Component data from apps and pages:
______

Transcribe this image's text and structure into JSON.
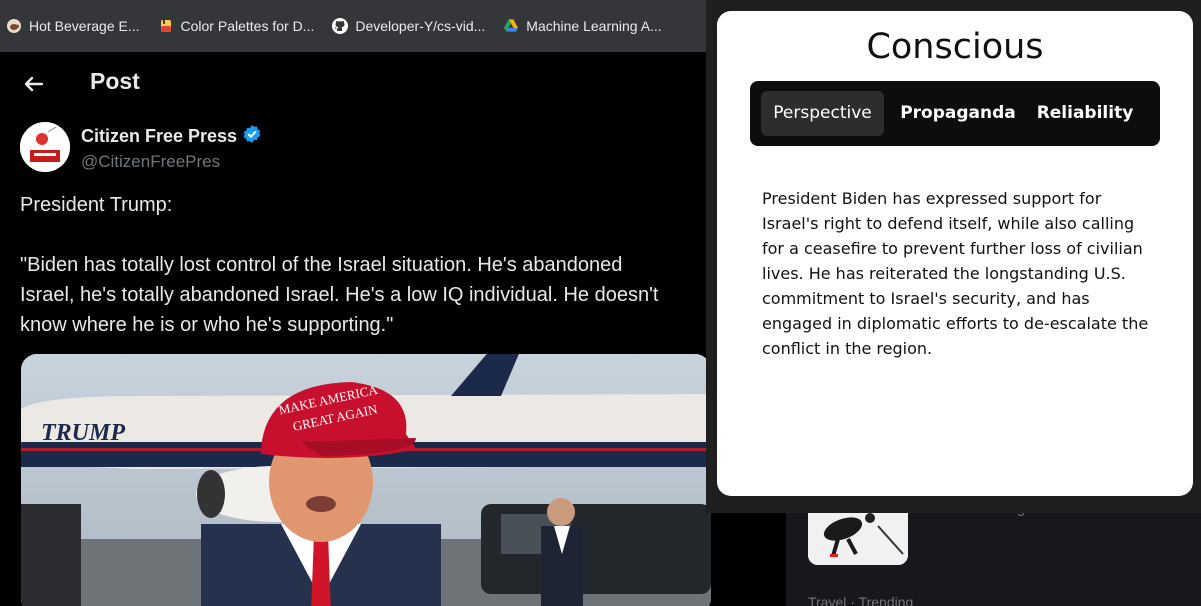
{
  "bookmarks": [
    {
      "label": "Hot Beverage E...",
      "icon": "coffee-cup-icon"
    },
    {
      "label": "Color Palettes for D...",
      "icon": "palette-icon"
    },
    {
      "label": "Developer-Y/cs-vid...",
      "icon": "github-icon"
    },
    {
      "label": "Machine Learning A...",
      "icon": "google-drive-icon"
    }
  ],
  "post": {
    "header_title": "Post",
    "author_name": "Citizen Free Press",
    "author_handle": "@CitizenFreePres",
    "text_line1": "President Trump:",
    "text_line2": "\"Biden has totally lost control of the Israel situation. He's abandoned",
    "text_line3": "Israel, he's totally abandoned Israel. He's a low IQ individual. He doesn't",
    "text_line4": "know where he is or who he's supporting.\"",
    "media": {
      "plane_text": "TRUMP",
      "hat_line1": "MAKE AMERICA",
      "hat_line2": "GREAT AGAIN"
    }
  },
  "sidebar": {
    "faded_item": "Trending",
    "trend_meta": "Travel · Trending"
  },
  "popup": {
    "title": "Conscious",
    "tabs": [
      "Perspective",
      "Propaganda",
      "Reliability"
    ],
    "active_tab": "Perspective",
    "body": "President Biden has expressed support for Israel's right to defend itself, while also calling for a ceasefire to prevent further loss of civilian lives. He has reiterated the longstanding U.S. commitment to Israel's security, and has engaged in diplomatic efforts to de-escalate the conflict in the region."
  },
  "colors": {
    "background": "#000000",
    "bookmarks_bar": "#35363a",
    "verified_badge": "#1d9bf0",
    "popup_bg": "#ffffff",
    "tabbar_bg": "#0d0d0d",
    "hat_red": "#c8102e"
  }
}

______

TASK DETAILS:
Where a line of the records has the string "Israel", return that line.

EXERCISE SOLUTION:
    "text_line2": "\"Biden has totally lost control of the Israel situation. He's abandoned",
    "text_line3": "Israel, he's totally abandoned Israel. He's a low IQ individual. He doesn't",
    "body": "President Biden has expressed support for Israel's right to defend itself, while also calling for a ceasefire to prevent further loss of civilian lives. He has reiterated the longstanding U.S. commitment to Israel's security, and has engaged in diplomatic efforts to de-escalate the conflict in the region."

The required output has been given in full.